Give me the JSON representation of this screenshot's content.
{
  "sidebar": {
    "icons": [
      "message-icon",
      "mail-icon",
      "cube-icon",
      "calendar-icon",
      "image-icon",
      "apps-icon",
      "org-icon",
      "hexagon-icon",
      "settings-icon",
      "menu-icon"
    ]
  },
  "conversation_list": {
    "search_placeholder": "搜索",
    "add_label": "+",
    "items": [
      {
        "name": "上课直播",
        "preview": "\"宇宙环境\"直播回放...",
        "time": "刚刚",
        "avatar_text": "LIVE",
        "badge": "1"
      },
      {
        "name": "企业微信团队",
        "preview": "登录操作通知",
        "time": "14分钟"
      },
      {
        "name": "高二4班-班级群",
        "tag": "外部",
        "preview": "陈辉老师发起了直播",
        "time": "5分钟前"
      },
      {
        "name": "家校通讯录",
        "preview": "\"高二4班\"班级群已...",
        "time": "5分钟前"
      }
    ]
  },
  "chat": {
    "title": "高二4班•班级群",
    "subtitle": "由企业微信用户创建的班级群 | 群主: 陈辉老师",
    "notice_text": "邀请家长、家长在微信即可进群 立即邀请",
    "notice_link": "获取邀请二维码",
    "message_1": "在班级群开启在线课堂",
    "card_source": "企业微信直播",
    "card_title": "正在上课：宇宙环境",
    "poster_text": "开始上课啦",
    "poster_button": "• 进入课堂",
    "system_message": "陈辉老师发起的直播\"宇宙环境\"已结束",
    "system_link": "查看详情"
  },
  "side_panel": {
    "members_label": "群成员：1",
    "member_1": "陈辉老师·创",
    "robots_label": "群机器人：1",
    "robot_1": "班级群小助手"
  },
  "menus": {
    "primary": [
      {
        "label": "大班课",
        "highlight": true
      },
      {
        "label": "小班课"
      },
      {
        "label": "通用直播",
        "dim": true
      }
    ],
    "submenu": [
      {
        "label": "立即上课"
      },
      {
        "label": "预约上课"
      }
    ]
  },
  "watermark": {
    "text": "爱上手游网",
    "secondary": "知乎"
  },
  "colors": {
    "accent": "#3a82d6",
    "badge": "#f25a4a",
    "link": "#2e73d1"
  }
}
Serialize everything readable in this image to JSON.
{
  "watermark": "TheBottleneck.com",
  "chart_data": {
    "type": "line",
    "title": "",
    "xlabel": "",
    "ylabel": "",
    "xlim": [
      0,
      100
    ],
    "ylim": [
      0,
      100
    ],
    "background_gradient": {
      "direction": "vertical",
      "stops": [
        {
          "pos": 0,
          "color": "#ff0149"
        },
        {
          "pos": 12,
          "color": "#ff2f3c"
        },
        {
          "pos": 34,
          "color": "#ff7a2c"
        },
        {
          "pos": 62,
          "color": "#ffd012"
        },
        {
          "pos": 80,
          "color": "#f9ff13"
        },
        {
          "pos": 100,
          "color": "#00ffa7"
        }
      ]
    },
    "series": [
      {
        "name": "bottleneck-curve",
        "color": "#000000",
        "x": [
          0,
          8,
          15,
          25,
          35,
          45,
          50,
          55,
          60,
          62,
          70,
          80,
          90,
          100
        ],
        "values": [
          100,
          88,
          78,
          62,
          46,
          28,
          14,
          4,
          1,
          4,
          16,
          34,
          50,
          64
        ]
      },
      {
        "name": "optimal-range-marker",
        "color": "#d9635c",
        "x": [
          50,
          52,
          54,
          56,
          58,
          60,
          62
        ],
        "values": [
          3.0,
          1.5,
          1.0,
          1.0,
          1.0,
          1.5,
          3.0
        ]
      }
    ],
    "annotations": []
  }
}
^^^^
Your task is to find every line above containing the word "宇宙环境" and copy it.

        "preview": "\"宇宙环境\"直播回放...",
    "card_title": "正在上课：宇宙环境",
    "system_message": "陈辉老师发起的直播\"宇宙环境\"已结束",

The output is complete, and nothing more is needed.